What’s really funny about all this is, that’s just what science tries to do: avoid mistakes, or build from them. It serves as a counterweight to our human fallibility. We use it when we learn to ride a bike, and when we put too much oregano in the sauce. Trial, error, experimentation, comparison, conclusion. I call my barbecue rib recipe, “Eureka!” (okay, that’s not really true.)

Another frequent argument against that evil specter of science is that it changes all the time. You can find this specifically in regard to health, and things like the types of cholesterol and trans fats, though it’s also frequently used as an argument in favor of unchanging religious scripture. But let’s face it – we learn new ways of discovering and qualifying information about our world every day. Wouldn’t you like to correct any misconceptions from the past? Are you glad that your doctor no longer recommends leeches for fever? Change is not a bad thing, and is not an indication of weakness – it’s actually an indication of growing strength. Advancement is a form of change, after all.

So am I going anywhere with this rant? Yes, absolutely. It’s really up to us to change the bad conceptions and the negative connotations when that nasty word, “science,” is heard. We need to explain and demonstrate how it works, and how much it does for us. We need to do simple things, like looking at infant mortality rates from only a hundred years ago and realizing how much better we have it now. Or read about the “tests” performed at witch trials (no, not Salem – Salem was small potatoes compared to Europe during that period) and recognize how the culture of that time swallowed the baseless concept of magical beings. We like to think we were primitive beings at that time, and in a way, we were. We changed, thank Science.

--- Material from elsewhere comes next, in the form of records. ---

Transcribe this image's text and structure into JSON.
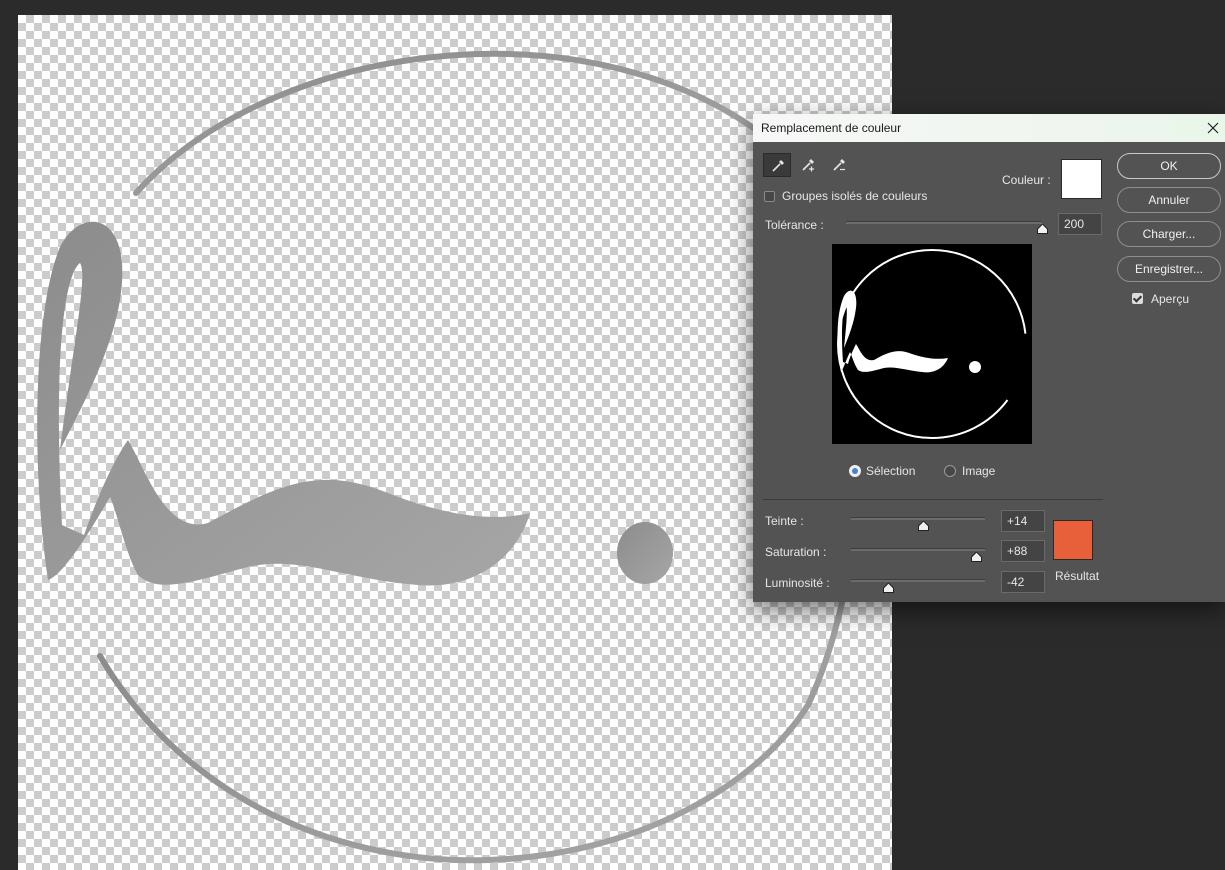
{
  "dialog": {
    "title": "Remplacement de couleur",
    "localized_groups_label": "Groupes isolés de couleurs",
    "localized_groups_checked": false,
    "color_label": "Couleur :",
    "color_swatch": "#ffffff",
    "tolerance": {
      "label": "Tolérance :",
      "value": "200",
      "fraction": 1.0
    },
    "preview_mode": {
      "selection_label": "Sélection",
      "image_label": "Image",
      "selected": "selection"
    },
    "replacement": {
      "hue": {
        "label": "Teinte :",
        "value": "+14",
        "fraction": 0.54
      },
      "saturation": {
        "label": "Saturation :",
        "value": "+88",
        "fraction": 0.94
      },
      "lightness": {
        "label": "Luminosité :",
        "value": "-42",
        "fraction": 0.28
      },
      "result_label": "Résultat",
      "result_color": "#e8603a"
    },
    "buttons": {
      "ok": "OK",
      "cancel": "Annuler",
      "load": "Charger...",
      "save": "Enregistrer..."
    },
    "preview_checkbox": {
      "label": "Aperçu",
      "checked": true
    },
    "tools": [
      "eyedropper-icon",
      "eyedropper-plus-icon",
      "eyedropper-minus-icon"
    ]
  },
  "canvas": {
    "logo_color": "#9a9a9a"
  }
}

We need to stop politicians who cut science funding dead in their tracks. Bailing out inept companies should never, ever come ahead of medical research. In 1953 Chevrolet introduced the Bel Air, which led to – well, not much, unless you’re a classic auto enthusiast. In the same year, Crick and Watson discovered the structure of DNA. I shouldn’t have to point out where that has led so far, and it’s safe to say it will continue for a long time. Knowledge stays around, and grows – that what makes it a sound investment.

We need to take kids aside (and adults, for that matter) and show them how things work. Sure, a prism splits light to show the spectrum. And certain elements absorb parts of that spectrum. We use this in everything from camera lenses (to make clearer photos) to figuring out how old stars are. And what happened recently in their history.

We need to face up to the people we work with and ask, “Why do you think vaccinations are bad?” and be able to show how little evidence they have, or even that they haven’t the faintest idea what evidence really is. If you think that you’re being kind by not engaging in debate, or that it doesn’t hurt anyone to let certain people have their little beliefs, explain your standpoint to Toni & David McCaffrey.

It’s easy to think that un-demonizing science is up to someone else, someone with more resources, someone with more appeal or popularity or clout. It’s easy to dismiss a lot of things as “not our problem.” But, you know, we got rid of some ugly traits like racial prejudice and gender bias, not with laws, not with clout or celebrity endorsements, but by greater and greater numbers of the populace speaking out. Some forms of bad thinking remained as long as they did because they were accepted without questioning, as just, “what everyone else thinks,” until someone bucked the trend and said, “Hey, that doesn’t make sense.”

Psst. Science works. Pass it on.